The destination

Today, the sprawling green park’s entrance is marked with a sign letting every visitor know it is both an International Dark Sky Park and a Michigan Dark Sky Preserve.

Since receiving the first designation more than a year ago, the Cass County Parks Department has been hard at work planning nighttime events, a stargazing schedule and other educational activities as part of its efforts to promote Dr. T.K. Lawless International Dark Sky Park. In the U.S., visitors have come from as far as Missouri and Iowa to view the night sky at the park. Once, Parrish said he even spoke with someone who had been visiting from England. In total, Parrish and Wyman estimate more than 1,200 guests visited during the park’s designated Dark Sky hours, which began in the summer. In 2021, Parrish is hoping to double that number. To help encourage more attendance, Parrish is hoping to add events on select weekends to augment the stargazing, such as musical acts, yoga sessions and astrophotography courses.

“We want as many people to come here and see the night sky as possible,” he said.

“This is our first year, and it’s a pandemic year,” Wyman said. “When Robert first brought this to us, I thought, ‘this will be just one more thing to do at Lawless Park.’ It’s become so much more than that.”

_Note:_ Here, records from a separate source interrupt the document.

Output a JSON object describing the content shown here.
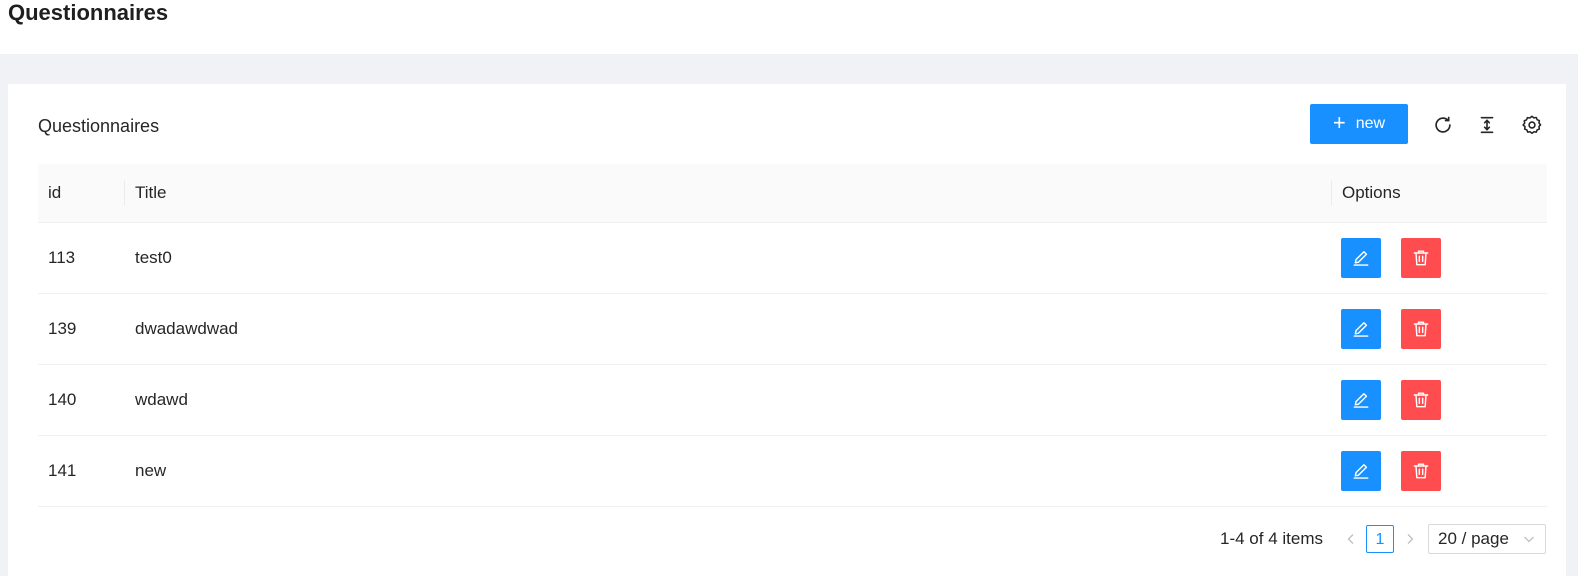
{
  "page": {
    "title": "Questionnaires"
  },
  "card": {
    "title": "Questionnaires",
    "new_button": {
      "icon": "plus-icon",
      "label": "new"
    },
    "tools": [
      "reload-icon",
      "column-height-icon",
      "setting-icon"
    ]
  },
  "table": {
    "columns": {
      "id": "id",
      "title": "Title",
      "options": "Options"
    },
    "rows": [
      {
        "id": "113",
        "title": "test0"
      },
      {
        "id": "139",
        "title": "dwadawdwad"
      },
      {
        "id": "140",
        "title": "wdawd"
      },
      {
        "id": "141",
        "title": "new"
      }
    ]
  },
  "pagination": {
    "total": "1-4 of 4 items",
    "prev": "<",
    "current_page": "1",
    "next": ">",
    "page_size": "20 / page"
  },
  "colors": {
    "primary": "#1890ff",
    "danger": "#ff4d4f",
    "band": "#f0f2f5",
    "header_bg": "#fafafa"
  }
}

Outside of the Dark Sky nights, Wyman said Cass County Parks saw a renewed interest in 2020, he believes in large part to the pandemic keeping many indoor venues closed.

“The pandemic really showed us all how important parks are to the community,” Wyman said. “The parks became important not just for physical health, but mental health as well. It’s a global pandemic, and we have still been able to accomplish what we have accomplished. It’s incredible.”

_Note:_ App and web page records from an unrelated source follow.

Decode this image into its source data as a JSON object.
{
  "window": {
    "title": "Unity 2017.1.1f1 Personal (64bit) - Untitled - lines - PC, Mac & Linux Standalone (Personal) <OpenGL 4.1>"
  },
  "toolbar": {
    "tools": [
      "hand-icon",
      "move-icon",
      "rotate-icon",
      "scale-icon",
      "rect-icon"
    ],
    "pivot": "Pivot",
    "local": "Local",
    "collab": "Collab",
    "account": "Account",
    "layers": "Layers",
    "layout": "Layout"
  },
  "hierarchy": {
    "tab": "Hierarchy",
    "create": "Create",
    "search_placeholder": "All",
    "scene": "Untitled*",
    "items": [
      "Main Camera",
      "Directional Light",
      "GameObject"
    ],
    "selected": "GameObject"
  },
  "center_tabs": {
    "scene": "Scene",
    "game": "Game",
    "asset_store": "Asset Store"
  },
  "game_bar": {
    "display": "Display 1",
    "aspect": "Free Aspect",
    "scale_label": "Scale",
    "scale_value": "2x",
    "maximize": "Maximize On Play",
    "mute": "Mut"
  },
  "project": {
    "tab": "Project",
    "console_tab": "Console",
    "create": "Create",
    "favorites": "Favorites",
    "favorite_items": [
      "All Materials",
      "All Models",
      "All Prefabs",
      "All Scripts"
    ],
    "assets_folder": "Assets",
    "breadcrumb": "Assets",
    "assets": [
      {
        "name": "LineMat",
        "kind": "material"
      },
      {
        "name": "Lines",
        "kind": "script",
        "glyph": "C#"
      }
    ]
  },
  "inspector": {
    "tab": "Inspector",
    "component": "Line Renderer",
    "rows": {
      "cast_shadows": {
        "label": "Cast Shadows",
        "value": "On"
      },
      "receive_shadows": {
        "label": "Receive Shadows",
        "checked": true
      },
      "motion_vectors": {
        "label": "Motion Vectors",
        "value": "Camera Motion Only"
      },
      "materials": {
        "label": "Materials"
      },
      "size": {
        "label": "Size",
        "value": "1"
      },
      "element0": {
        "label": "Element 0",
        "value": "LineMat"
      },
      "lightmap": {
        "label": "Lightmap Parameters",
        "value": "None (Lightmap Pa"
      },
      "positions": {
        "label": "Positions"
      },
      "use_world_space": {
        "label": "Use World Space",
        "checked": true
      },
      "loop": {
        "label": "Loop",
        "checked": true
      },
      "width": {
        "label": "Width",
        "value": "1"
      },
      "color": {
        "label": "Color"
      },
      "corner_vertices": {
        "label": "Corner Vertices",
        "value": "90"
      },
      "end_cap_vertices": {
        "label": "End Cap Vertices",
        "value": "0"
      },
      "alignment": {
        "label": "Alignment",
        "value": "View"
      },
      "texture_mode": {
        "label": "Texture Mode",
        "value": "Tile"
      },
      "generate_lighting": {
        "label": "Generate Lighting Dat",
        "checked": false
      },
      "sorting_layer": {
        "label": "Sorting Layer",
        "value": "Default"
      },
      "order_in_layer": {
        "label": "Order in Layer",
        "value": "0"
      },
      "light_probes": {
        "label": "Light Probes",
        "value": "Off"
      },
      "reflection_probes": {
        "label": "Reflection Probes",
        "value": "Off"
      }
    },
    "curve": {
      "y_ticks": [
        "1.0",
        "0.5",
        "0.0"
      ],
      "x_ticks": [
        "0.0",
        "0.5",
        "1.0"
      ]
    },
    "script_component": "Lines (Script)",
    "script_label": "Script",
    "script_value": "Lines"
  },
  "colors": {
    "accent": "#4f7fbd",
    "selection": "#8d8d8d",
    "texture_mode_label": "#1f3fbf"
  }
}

With all eyes on the parks last year due to the Dark Sky initiative and the pandemic, the department embarked on drafting its five-year parks plan, which was approved by the Cass County Board of Commissioners in January 2021. With the plan, Wyman hopes to give the parks a facelift and add a camping area to draw even more visitors to Cass County Parks to enjoy its hiking trails and other amenities during the daytime — and its dark skies at night. Eventually, the parks board would like to install an observatory at Lawless Park and a nature center within the county.

“We are building off the momentum of Dark Skies,” Wyman said. “It is as simple as that. It couldn’t come at a more perfect time. I keep telling my board that the next five years could be our best. We are excited. … One of our top priorities will be supporting Dark Skies.”

As Cass County Parks continue to expand on the momentum generated by the Dark Skies initiative and the five-year plan, Parrish has one major dream: to instill in residents the same wonder of the stars he felt when he opened that toy telescope nearly 60 years ago.

“I always tell people, no matter what they believe — whether that’s intelligent design or if they think we are here by happenstance due to science — no matter what, when we look at the stars, we are looking at our origins,” he said. “We are all made of ‘star stuff.’”